Accidents involving nuclear weapons have occurred almost since such weapons were first developed, and these events were a common occurrence during the Cold War. However, the US and other countries possessing nuclear arms developed various safety systems to prevent accidental thermonuclear reactions within these weapons even under the most extreme circumstances in order to avoid potential catastrophes. Even so, non-thermonuclear detonations of the conventional high explosives carried within nuclear weapons still pose a serious threat since they can spread dangerous radioactive contamination much like a so-called "dirty bomb." This scenario has occurred several times during aircraft accidents when high speed impacts or burning fuel caused the high explosive charges on nuclear weapons to ignite.

At least three dozen serious accidents and incidents involving atomic or nuclear weapons have occurred since 1950. Many of these cases cost the lives of military personnel, led to the release of radioactive material, or resulted in the loss of the weapon itself. Most of these weapons fell into the ocean where the nuclear material could not be recovered given the limits of current technology. It is estimated that over 50 nuclear warheads have been lost in the world's oceans following aircraft or naval accidents.
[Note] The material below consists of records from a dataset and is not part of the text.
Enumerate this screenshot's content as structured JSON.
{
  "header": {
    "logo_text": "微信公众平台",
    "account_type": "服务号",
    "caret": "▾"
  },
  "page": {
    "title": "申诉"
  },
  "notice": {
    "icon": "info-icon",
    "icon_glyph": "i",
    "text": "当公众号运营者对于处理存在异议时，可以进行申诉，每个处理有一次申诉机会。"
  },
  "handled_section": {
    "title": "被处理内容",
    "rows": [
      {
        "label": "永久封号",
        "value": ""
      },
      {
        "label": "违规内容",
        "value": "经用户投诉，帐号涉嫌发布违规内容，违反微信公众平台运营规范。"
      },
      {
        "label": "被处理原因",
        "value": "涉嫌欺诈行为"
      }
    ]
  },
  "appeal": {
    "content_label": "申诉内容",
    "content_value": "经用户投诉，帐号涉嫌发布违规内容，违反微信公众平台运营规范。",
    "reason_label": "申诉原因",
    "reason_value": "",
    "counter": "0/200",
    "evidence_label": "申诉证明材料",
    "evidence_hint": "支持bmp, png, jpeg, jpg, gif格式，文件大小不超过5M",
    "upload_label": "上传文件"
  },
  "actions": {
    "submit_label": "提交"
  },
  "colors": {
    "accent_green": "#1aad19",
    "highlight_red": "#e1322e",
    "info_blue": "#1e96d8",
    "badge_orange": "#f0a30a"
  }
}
Another 26 nuclear reactors from ships and submarines have also been lost or deliberately dumped at sea.